*Instructions for the task*
Since the pictures are not wanted, reproduce only the rest of the records, exactly as given.

*Records supplied*
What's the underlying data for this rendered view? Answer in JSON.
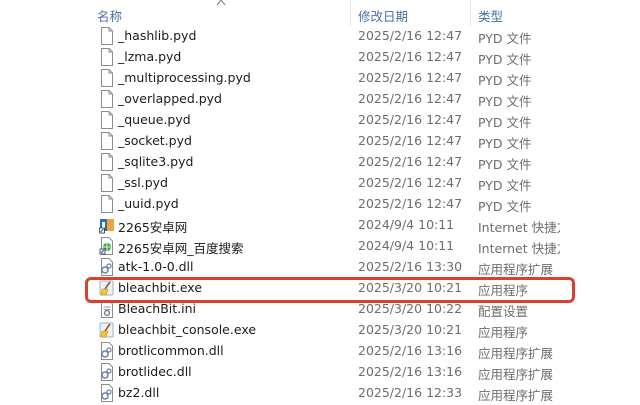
{
  "columns": {
    "name": "名称",
    "date": "修改日期",
    "type": "类型"
  },
  "highlight_color": "#d9412f",
  "files": [
    {
      "name": "_hashlib.pyd",
      "date": "2025/2/16 12:47",
      "type": "PYD 文件",
      "icon": "blank-file-icon"
    },
    {
      "name": "_lzma.pyd",
      "date": "2025/2/16 12:47",
      "type": "PYD 文件",
      "icon": "blank-file-icon"
    },
    {
      "name": "_multiprocessing.pyd",
      "date": "2025/2/16 12:47",
      "type": "PYD 文件",
      "icon": "blank-file-icon"
    },
    {
      "name": "_overlapped.pyd",
      "date": "2025/2/16 12:47",
      "type": "PYD 文件",
      "icon": "blank-file-icon"
    },
    {
      "name": "_queue.pyd",
      "date": "2025/2/16 12:47",
      "type": "PYD 文件",
      "icon": "blank-file-icon"
    },
    {
      "name": "_socket.pyd",
      "date": "2025/2/16 12:47",
      "type": "PYD 文件",
      "icon": "blank-file-icon"
    },
    {
      "name": "_sqlite3.pyd",
      "date": "2025/2/16 12:47",
      "type": "PYD 文件",
      "icon": "blank-file-icon"
    },
    {
      "name": "_ssl.pyd",
      "date": "2025/2/16 12:47",
      "type": "PYD 文件",
      "icon": "blank-file-icon"
    },
    {
      "name": "_uuid.pyd",
      "date": "2025/2/16 12:47",
      "type": "PYD 文件",
      "icon": "blank-file-icon"
    },
    {
      "name": "2265安卓网",
      "date": "2024/9/4 10:11",
      "type": "Internet 快捷方式",
      "icon": "internet-shortcut-icon"
    },
    {
      "name": "2265安卓网_百度搜索",
      "date": "2024/9/4 10:11",
      "type": "Internet 快捷方式",
      "icon": "web-shortcut-icon"
    },
    {
      "name": "atk-1.0-0.dll",
      "date": "2025/2/16 13:30",
      "type": "应用程序扩展",
      "icon": "dll-gear-icon"
    },
    {
      "name": "bleachbit.exe",
      "date": "2025/3/20 10:21",
      "type": "应用程序",
      "icon": "bleachbit-broom-icon"
    },
    {
      "name": "BleachBit.ini",
      "date": "2025/3/20 10:22",
      "type": "配置设置",
      "icon": "ini-settings-icon"
    },
    {
      "name": "bleachbit_console.exe",
      "date": "2025/3/20 10:21",
      "type": "应用程序",
      "icon": "bleachbit-broom-icon"
    },
    {
      "name": "brotlicommon.dll",
      "date": "2025/2/16 13:16",
      "type": "应用程序扩展",
      "icon": "dll-gear-icon"
    },
    {
      "name": "brotlidec.dll",
      "date": "2025/2/16 13:16",
      "type": "应用程序扩展",
      "icon": "dll-gear-icon"
    },
    {
      "name": "bz2.dll",
      "date": "2025/2/16 12:33",
      "type": "应用程序扩展",
      "icon": "dll-gear-icon"
    }
  ]
}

*Final answer*
What's the underlying data for this rendered view? Answer in JSON.
{
  "columns": {
    "name": "名称",
    "date": "修改日期",
    "type": "类型"
  },
  "highlight_color": "#d9412f",
  "files": [
    {
      "name": "_hashlib.pyd",
      "date": "2025/2/16 12:47",
      "type": "PYD 文件",
      "icon": "blank-file-icon"
    },
    {
      "name": "_lzma.pyd",
      "date": "2025/2/16 12:47",
      "type": "PYD 文件",
      "icon": "blank-file-icon"
    },
    {
      "name": "_multiprocessing.pyd",
      "date": "2025/2/16 12:47",
      "type": "PYD 文件",
      "icon": "blank-file-icon"
    },
    {
      "name": "_overlapped.pyd",
      "date": "2025/2/16 12:47",
      "type": "PYD 文件",
      "icon": "blank-file-icon"
    },
    {
      "name": "_queue.pyd",
      "date": "2025/2/16 12:47",
      "type": "PYD 文件",
      "icon": "blank-file-icon"
    },
    {
      "name": "_socket.pyd",
      "date": "2025/2/16 12:47",
      "type": "PYD 文件",
      "icon": "blank-file-icon"
    },
    {
      "name": "_sqlite3.pyd",
      "date": "2025/2/16 12:47",
      "type": "PYD 文件",
      "icon": "blank-file-icon"
    },
    {
      "name": "_ssl.pyd",
      "date": "2025/2/16 12:47",
      "type": "PYD 文件",
      "icon": "blank-file-icon"
    },
    {
      "name": "_uuid.pyd",
      "date": "2025/2/16 12:47",
      "type": "PYD 文件",
      "icon": "blank-file-icon"
    },
    {
      "name": "2265安卓网",
      "date": "2024/9/4 10:11",
      "type": "Internet 快捷方式",
      "icon": "internet-shortcut-icon"
    },
    {
      "name": "2265安卓网_百度搜索",
      "date": "2024/9/4 10:11",
      "type": "Internet 快捷方式",
      "icon": "web-shortcut-icon"
    },
    {
      "name": "atk-1.0-0.dll",
      "date": "2025/2/16 13:30",
      "type": "应用程序扩展",
      "icon": "dll-gear-icon"
    },
    {
      "name": "bleachbit.exe",
      "date": "2025/3/20 10:21",
      "type": "应用程序",
      "icon": "bleachbit-broom-icon"
    },
    {
      "name": "BleachBit.ini",
      "date": "2025/3/20 10:22",
      "type": "配置设置",
      "icon": "ini-settings-icon"
    },
    {
      "name": "bleachbit_console.exe",
      "date": "2025/3/20 10:21",
      "type": "应用程序",
      "icon": "bleachbit-broom-icon"
    },
    {
      "name": "brotlicommon.dll",
      "date": "2025/2/16 13:16",
      "type": "应用程序扩展",
      "icon": "dll-gear-icon"
    },
    {
      "name": "brotlidec.dll",
      "date": "2025/2/16 13:16",
      "type": "应用程序扩展",
      "icon": "dll-gear-icon"
    },
    {
      "name": "bz2.dll",
      "date": "2025/2/16 12:33",
      "type": "应用程序扩展",
      "icon": "dll-gear-icon"
    }
  ]
}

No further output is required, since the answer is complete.